External benefits of brownfield redevelopment: an applied urban general equilbirum analysis

Vermeer, Niels; Vermeulen, Wouter
Fonte: Spatial Economics Research Centre, London School of Economics and Political Science Publicador: Spatial Economics Research Centre, London School of Economics and Political Science
Tipo: Monograph; NonPeerReviewed Formato: application/pdf
Publicado em /01/2012 EN; EN
Relevância na Pesquisa
26.58%

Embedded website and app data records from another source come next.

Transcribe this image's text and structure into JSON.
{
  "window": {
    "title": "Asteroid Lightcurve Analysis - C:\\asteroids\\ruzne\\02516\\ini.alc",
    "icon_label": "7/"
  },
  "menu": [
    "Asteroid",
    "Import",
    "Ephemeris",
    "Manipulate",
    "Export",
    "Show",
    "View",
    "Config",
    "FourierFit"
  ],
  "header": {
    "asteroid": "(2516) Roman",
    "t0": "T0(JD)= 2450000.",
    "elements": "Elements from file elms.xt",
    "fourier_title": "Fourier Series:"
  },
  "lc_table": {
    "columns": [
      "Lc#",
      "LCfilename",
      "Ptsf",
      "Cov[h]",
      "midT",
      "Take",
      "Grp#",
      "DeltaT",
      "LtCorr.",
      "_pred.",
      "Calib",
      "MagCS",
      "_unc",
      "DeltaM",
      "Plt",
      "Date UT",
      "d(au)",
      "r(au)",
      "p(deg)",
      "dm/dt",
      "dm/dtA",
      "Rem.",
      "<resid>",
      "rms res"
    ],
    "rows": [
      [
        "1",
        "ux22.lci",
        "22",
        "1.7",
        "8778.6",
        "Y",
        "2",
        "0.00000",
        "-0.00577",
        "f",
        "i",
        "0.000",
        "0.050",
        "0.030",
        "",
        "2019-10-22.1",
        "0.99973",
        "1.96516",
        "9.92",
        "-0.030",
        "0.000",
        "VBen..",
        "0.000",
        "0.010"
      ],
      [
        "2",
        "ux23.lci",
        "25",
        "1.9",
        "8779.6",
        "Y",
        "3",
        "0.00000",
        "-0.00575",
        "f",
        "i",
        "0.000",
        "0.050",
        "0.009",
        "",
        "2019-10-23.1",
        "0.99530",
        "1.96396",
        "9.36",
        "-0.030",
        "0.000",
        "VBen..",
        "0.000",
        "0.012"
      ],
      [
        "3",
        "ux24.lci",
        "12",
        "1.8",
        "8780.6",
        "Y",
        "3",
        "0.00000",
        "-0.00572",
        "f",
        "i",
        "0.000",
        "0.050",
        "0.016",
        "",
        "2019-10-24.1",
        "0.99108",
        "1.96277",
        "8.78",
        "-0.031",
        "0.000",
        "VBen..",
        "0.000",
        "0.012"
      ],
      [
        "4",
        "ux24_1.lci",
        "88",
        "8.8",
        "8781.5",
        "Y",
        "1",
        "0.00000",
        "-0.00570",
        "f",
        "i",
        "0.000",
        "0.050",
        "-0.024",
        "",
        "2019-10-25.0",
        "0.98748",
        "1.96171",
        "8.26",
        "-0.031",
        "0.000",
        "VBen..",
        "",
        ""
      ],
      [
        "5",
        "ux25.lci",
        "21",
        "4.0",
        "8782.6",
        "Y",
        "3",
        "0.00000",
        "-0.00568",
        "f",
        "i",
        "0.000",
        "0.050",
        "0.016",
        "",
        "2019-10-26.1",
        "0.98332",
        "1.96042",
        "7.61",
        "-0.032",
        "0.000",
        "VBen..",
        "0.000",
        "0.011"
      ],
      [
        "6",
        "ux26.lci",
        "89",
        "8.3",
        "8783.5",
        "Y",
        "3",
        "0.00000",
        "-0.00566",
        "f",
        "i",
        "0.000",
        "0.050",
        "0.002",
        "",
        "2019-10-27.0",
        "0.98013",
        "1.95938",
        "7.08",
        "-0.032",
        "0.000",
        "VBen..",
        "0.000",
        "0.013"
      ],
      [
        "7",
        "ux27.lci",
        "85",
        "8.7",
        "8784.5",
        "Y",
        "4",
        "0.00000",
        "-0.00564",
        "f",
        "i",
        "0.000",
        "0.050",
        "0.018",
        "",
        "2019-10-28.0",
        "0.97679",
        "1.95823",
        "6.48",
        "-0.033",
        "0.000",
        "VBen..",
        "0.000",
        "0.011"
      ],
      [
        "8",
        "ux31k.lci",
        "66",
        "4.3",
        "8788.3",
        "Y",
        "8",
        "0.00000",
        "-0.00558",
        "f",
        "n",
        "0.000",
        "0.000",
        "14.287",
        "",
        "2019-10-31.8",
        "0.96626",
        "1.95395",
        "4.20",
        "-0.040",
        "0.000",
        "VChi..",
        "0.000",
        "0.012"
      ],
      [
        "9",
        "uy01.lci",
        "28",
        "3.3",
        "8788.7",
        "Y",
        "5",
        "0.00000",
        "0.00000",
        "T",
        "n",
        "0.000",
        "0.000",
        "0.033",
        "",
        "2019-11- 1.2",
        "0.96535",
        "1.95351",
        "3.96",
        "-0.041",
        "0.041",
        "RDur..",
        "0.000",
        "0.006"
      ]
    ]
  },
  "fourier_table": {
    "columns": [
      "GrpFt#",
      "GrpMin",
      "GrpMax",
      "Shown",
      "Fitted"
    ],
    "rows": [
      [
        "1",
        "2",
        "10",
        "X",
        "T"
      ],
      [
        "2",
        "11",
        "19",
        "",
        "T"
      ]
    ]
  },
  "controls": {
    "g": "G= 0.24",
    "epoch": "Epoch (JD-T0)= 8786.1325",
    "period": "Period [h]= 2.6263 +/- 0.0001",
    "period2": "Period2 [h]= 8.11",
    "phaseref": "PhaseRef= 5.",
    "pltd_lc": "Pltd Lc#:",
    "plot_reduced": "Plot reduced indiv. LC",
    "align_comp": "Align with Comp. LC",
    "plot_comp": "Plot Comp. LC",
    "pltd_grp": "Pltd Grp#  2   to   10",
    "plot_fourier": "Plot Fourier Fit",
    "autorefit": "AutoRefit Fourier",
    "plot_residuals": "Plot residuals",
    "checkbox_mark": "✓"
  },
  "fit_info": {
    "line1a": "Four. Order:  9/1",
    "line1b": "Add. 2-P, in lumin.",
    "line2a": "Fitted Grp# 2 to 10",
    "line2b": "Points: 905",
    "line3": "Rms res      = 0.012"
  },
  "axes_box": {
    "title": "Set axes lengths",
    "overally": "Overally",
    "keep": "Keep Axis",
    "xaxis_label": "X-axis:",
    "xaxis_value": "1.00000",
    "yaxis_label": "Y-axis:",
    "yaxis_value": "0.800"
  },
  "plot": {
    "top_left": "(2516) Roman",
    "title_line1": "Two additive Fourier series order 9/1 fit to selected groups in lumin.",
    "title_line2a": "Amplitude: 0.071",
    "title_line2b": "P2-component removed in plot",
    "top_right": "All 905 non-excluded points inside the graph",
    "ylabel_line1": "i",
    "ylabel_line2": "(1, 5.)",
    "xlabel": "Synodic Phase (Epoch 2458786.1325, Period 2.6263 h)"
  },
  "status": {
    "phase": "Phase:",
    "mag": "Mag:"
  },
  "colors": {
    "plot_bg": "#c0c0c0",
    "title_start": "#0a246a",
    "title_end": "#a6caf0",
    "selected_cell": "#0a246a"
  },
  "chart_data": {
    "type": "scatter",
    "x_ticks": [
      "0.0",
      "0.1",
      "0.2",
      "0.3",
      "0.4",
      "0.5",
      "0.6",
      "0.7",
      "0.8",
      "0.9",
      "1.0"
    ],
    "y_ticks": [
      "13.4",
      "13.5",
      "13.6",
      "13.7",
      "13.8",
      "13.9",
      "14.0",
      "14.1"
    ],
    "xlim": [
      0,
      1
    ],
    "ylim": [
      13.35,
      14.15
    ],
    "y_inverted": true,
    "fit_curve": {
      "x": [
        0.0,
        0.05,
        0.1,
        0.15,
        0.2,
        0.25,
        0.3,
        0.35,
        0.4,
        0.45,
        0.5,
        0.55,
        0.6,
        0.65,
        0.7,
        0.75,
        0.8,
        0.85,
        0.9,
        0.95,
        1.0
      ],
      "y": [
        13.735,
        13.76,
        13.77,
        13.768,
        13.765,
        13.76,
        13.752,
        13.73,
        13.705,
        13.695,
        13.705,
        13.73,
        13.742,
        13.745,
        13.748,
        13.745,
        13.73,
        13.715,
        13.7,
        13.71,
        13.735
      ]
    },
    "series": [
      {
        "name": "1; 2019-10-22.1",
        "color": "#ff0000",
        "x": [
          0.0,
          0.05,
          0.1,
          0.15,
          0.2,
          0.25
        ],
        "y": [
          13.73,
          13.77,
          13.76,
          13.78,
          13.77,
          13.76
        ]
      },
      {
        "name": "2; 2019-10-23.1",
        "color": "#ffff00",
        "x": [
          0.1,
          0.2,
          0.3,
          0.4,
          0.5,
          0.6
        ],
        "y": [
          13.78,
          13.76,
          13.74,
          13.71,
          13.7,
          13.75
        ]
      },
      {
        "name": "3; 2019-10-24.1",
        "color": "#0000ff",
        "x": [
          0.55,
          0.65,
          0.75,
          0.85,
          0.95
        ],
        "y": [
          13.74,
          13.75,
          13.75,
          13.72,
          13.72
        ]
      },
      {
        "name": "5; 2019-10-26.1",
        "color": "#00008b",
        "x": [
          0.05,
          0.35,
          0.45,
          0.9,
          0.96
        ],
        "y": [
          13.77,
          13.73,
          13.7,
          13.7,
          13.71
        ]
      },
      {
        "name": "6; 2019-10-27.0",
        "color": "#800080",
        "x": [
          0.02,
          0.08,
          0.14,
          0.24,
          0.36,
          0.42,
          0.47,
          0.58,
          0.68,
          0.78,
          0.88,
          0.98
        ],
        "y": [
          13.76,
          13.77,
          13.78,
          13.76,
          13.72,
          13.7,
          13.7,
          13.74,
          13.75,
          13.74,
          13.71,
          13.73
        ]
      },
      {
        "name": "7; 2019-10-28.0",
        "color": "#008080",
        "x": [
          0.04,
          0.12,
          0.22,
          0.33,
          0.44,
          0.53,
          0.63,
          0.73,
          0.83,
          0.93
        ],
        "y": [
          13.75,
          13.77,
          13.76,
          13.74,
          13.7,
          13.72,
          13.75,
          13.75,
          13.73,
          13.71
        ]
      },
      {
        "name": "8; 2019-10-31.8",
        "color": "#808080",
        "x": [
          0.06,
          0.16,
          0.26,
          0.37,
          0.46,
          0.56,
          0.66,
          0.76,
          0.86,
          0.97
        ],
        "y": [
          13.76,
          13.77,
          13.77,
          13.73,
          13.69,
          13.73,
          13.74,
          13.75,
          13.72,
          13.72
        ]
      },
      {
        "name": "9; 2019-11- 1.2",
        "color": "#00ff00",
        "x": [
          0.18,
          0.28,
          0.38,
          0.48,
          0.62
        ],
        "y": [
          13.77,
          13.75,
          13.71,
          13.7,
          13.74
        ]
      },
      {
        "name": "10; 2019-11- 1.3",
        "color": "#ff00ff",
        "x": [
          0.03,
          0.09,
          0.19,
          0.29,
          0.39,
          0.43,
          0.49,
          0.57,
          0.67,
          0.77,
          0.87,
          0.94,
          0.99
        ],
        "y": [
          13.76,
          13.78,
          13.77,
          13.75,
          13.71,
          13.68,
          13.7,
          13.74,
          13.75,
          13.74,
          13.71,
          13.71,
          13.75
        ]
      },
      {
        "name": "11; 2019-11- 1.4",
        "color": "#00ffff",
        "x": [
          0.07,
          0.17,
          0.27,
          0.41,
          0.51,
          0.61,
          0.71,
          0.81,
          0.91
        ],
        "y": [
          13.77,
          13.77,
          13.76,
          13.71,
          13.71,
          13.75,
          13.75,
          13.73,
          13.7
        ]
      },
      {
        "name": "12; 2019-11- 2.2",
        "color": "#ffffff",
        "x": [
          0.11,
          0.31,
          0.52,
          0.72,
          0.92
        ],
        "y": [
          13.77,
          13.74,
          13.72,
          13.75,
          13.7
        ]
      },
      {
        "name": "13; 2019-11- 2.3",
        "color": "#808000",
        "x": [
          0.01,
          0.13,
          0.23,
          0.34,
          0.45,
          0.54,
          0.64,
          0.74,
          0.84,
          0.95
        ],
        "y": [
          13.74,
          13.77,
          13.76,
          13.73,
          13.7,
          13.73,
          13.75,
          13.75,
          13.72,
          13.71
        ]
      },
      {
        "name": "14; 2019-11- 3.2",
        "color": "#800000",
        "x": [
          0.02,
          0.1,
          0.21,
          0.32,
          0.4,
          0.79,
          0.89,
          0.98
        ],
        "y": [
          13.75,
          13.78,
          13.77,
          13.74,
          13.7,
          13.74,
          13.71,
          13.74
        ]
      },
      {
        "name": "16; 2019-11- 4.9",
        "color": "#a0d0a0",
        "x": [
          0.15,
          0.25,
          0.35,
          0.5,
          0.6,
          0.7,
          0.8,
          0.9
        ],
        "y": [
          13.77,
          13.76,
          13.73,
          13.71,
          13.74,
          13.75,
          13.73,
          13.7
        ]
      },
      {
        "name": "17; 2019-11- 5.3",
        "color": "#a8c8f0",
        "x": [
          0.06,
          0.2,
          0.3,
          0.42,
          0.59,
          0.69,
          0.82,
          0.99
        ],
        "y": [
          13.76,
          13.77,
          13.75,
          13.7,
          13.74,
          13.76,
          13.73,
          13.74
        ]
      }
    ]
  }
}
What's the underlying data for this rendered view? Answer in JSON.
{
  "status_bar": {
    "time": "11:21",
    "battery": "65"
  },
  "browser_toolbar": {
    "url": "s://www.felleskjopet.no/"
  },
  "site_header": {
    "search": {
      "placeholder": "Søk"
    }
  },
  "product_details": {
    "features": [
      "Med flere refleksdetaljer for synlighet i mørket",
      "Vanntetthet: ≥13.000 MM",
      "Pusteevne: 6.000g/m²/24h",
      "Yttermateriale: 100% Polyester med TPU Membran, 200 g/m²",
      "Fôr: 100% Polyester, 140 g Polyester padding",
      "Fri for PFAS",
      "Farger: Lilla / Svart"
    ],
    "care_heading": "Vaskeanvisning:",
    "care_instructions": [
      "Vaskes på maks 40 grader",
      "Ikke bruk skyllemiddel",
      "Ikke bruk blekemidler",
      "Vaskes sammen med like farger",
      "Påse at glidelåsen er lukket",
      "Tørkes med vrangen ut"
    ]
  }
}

Does brownfield redevelopment warrant government support? We explore several external benefits in an urban general equilibrium framework. Preferences are modelled such that demand for housing units in the city is downward sloping, which yields a more general setup than the extreme open and closed city cases. We shed light on the relative importance of general equilibrium effects of nonmarginal redevelopment projects and we isolate the external benefits of the removal of a local nuisance, the exploitation of agglomeration economies and the preservation of open space at the urban fringe. A numerical application indicates that local nuisance and agglomeration effects may push social returns significantly beyond the value of redeveloped land that accrues to its owner. However, depending on the price elasticity of urban housing demand and the strength of agglomeration economies, the amount of preserved greenfield land may be small and it only generates additional benefits to the extent that direct land use policies fail to internalize its value as open space.